→ **TRY IT**
Report how many lines in the records hold the string "this"; give the number and nothing else.

---

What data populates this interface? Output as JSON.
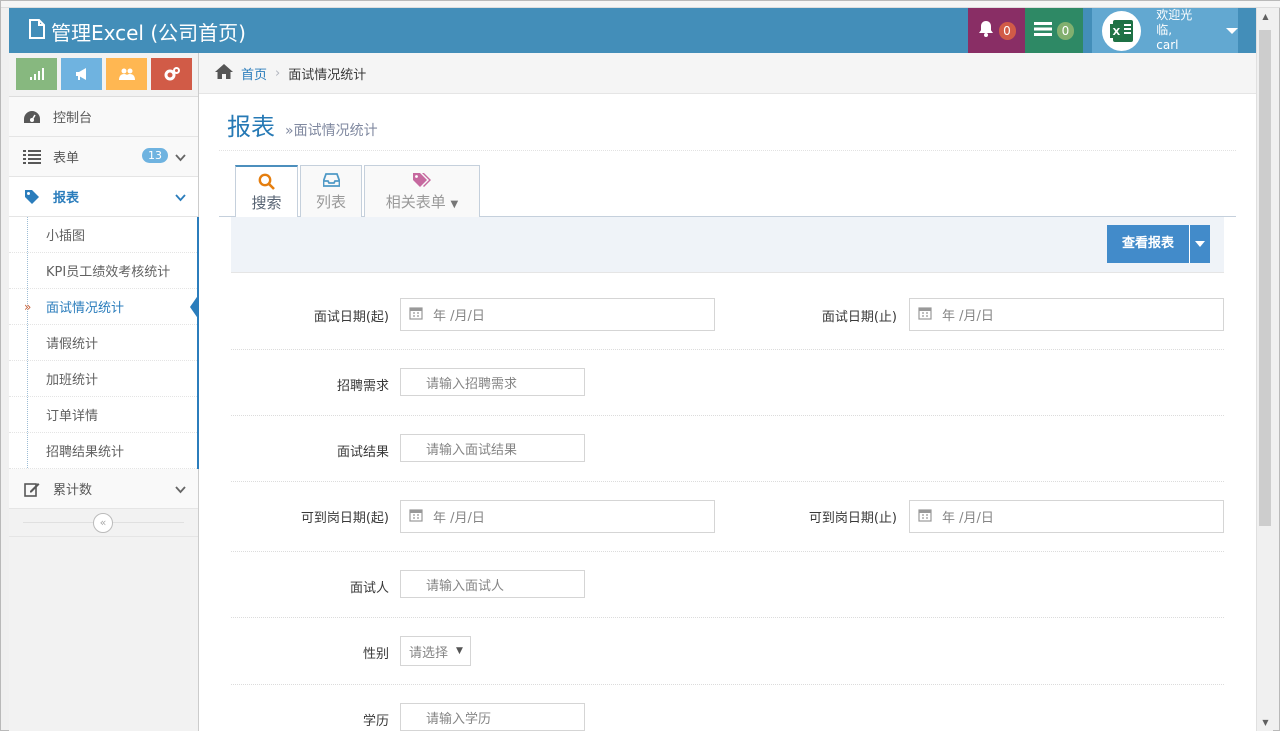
{
  "navbar": {
    "title": "管理Excel (公司首页)",
    "notifications_count": "0",
    "messages_count": "0",
    "welcome_text": "欢迎光临,",
    "username": "carl"
  },
  "sidebar": {
    "shortcut_colors": [
      "#87b87f",
      "#6fb3e0",
      "#ffb752",
      "#d15b47"
    ],
    "items": [
      {
        "label": "控制台",
        "icon": "dashboard-icon"
      },
      {
        "label": "表单",
        "icon": "list-icon",
        "badge": "13"
      },
      {
        "label": "报表",
        "icon": "tag-icon"
      },
      {
        "label": "累计数",
        "icon": "edit-icon"
      }
    ],
    "submenu": [
      "小插图",
      "KPI员工绩效考核统计",
      "面试情况统计",
      "请假统计",
      "加班统计",
      "订单详情",
      "招聘结果统计"
    ],
    "collapse_glyph": "«"
  },
  "breadcrumb": {
    "home": "首页",
    "separator": "›",
    "current": "面试情况统计"
  },
  "page": {
    "title": "报表",
    "subtitle": "»面试情况统计"
  },
  "tabs": [
    {
      "label": "搜索",
      "icon": "search-icon"
    },
    {
      "label": "列表",
      "icon": "inbox-icon"
    },
    {
      "label": "相关表单",
      "icon": "tags-icon"
    }
  ],
  "toolbar": {
    "view_report": "查看报表"
  },
  "form": {
    "interview_date_from_label": "面试日期(起)",
    "interview_date_to_label": "面试日期(止)",
    "date_placeholder": "年 /月/日",
    "recruit_need_label": "招聘需求",
    "recruit_need_placeholder": "请输入招聘需求",
    "interview_result_label": "面试结果",
    "interview_result_placeholder": "请输入面试结果",
    "available_date_from_label": "可到岗日期(起)",
    "available_date_to_label": "可到岗日期(止)",
    "interviewer_label": "面试人",
    "interviewer_placeholder": "请输入面试人",
    "gender_label": "性别",
    "gender_selected": "请选择",
    "education_label": "学历",
    "education_placeholder": "请输入学历"
  }
}
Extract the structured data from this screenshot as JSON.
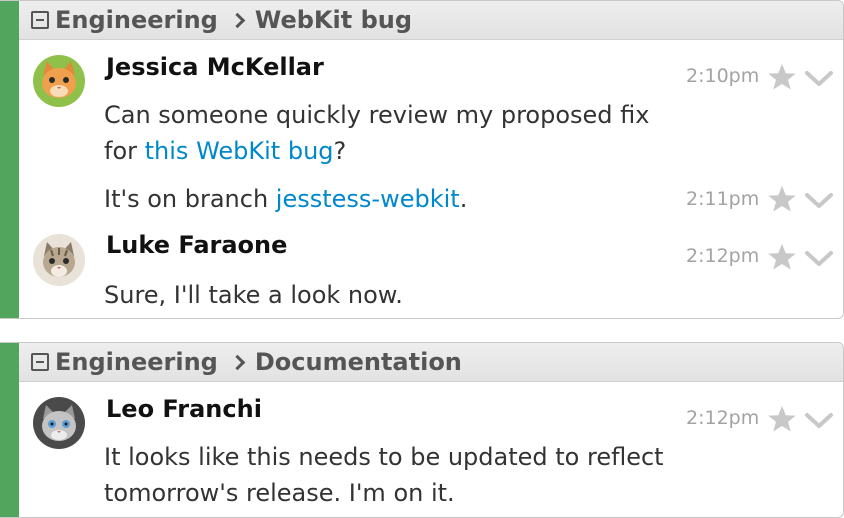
{
  "blocks": [
    {
      "stream": "Engineering",
      "topic": "WebKit bug",
      "stream_color": "#52a55c",
      "messages": [
        {
          "sender": "Jessica McKellar",
          "avatar_icon": "orange-kitten-avatar",
          "time": "2:10pm",
          "text_before": "Can someone quickly review my proposed fix for ",
          "link": "this WebKit bug",
          "text_after": "?"
        },
        {
          "time": "2:11pm",
          "text_before": "It's on branch ",
          "link": "jesstess-webkit",
          "text_after": "."
        },
        {
          "sender": "Luke Faraone",
          "avatar_icon": "tabby-kitten-avatar",
          "time": "2:12pm",
          "text": "Sure, I'll take a look now."
        }
      ]
    },
    {
      "stream": "Engineering",
      "topic": "Documentation",
      "stream_color": "#52a55c",
      "messages": [
        {
          "sender": "Leo Franchi",
          "avatar_icon": "grey-kitten-avatar",
          "time": "2:12pm",
          "text": "It looks like this needs to be updated to reflect tomorrow's release. I'm on it."
        }
      ]
    }
  ],
  "icons": {
    "star": "star-icon",
    "menu": "chevron-down-icon",
    "collapse": "collapse-icon",
    "separator": "chevron-right-icon"
  },
  "colors": {
    "link": "#0088cc",
    "timestamp": "#a3a3a3",
    "action_icon": "#c8c8c8"
  }
}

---

→ **RESULT**
4